** Supplied material follows **
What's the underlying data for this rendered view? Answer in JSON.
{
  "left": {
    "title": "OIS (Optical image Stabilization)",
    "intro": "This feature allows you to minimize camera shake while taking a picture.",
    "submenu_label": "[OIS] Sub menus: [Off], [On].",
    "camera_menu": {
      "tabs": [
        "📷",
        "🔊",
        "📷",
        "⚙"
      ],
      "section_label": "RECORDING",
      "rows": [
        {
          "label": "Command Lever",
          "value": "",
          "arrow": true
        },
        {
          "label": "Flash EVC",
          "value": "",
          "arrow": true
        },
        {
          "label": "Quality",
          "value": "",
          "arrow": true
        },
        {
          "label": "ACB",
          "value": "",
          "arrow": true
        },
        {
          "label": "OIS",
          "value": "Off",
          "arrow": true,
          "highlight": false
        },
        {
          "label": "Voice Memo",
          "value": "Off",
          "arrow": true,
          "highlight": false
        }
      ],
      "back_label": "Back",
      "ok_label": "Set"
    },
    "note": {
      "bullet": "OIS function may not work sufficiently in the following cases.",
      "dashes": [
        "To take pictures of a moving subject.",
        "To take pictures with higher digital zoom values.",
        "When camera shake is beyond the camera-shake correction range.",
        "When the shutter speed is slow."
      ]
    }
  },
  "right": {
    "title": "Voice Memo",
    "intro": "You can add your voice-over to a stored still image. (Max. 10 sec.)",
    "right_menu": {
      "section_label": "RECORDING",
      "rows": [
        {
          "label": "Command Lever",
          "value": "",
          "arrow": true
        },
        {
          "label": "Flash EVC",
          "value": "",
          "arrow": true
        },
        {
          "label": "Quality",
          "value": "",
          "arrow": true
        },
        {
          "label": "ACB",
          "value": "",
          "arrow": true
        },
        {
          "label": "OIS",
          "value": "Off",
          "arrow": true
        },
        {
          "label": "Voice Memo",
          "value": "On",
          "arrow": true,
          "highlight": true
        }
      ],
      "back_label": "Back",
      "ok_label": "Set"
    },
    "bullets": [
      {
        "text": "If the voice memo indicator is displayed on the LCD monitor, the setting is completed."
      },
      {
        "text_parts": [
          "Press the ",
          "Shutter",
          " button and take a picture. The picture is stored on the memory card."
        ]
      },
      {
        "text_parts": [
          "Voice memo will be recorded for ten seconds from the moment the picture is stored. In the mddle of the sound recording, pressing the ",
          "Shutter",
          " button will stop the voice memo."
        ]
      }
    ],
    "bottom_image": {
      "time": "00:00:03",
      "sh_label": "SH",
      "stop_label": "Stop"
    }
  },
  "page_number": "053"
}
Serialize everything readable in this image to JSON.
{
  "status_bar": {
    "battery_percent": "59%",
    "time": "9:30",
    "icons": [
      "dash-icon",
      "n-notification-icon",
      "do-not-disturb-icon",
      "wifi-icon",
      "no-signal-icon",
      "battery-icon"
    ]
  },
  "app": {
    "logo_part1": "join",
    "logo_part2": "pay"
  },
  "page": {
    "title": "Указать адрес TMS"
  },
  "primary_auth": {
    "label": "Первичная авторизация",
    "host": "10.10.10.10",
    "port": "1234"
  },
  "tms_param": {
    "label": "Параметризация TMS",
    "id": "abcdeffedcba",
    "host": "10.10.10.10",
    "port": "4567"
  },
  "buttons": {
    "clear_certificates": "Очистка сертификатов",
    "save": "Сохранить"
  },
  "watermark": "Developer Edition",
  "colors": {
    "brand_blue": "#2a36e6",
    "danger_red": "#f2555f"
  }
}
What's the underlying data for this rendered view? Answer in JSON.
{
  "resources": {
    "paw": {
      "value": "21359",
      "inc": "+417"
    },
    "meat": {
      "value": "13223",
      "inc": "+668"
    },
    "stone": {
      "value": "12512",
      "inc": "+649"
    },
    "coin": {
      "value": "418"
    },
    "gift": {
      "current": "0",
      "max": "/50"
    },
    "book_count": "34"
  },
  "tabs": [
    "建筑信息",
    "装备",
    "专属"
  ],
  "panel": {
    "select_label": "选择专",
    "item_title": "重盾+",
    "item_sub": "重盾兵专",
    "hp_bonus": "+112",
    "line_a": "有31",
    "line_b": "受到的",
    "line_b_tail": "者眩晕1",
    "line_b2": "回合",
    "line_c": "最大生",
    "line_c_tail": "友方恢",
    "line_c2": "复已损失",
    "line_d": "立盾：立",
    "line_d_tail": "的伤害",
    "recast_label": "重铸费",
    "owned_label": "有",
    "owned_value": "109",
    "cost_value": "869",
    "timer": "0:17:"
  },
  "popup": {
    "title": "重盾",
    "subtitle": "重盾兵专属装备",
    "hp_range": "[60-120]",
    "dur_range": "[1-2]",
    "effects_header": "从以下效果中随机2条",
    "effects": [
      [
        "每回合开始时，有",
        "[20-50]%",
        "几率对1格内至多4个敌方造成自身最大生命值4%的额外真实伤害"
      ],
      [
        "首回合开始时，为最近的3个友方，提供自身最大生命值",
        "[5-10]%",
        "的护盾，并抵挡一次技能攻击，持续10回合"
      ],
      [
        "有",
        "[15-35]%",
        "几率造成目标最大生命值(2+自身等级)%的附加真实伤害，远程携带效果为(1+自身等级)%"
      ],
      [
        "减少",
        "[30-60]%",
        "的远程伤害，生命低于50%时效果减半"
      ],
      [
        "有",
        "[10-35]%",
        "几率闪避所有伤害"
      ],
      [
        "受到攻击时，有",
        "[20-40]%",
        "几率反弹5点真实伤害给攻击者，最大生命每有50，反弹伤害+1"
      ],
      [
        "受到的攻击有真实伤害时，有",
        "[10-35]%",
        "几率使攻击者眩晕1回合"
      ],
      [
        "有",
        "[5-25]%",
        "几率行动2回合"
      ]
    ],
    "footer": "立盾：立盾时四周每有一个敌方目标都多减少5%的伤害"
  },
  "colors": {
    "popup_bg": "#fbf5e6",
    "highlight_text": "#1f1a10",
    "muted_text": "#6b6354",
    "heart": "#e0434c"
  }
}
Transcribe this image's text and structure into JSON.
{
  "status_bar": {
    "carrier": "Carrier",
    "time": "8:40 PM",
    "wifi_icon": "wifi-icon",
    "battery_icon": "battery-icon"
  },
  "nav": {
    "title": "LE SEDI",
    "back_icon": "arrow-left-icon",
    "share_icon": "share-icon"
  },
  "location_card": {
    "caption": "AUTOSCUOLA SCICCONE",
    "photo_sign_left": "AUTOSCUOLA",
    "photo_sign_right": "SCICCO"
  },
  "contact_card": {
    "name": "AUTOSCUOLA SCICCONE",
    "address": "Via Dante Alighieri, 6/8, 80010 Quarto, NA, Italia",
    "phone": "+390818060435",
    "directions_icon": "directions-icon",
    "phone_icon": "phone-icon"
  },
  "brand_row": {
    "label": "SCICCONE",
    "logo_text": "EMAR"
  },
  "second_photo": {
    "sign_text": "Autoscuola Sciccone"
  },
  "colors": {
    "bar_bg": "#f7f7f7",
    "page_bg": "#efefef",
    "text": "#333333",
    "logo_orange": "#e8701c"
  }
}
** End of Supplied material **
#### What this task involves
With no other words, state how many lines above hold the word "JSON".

#### Written response
4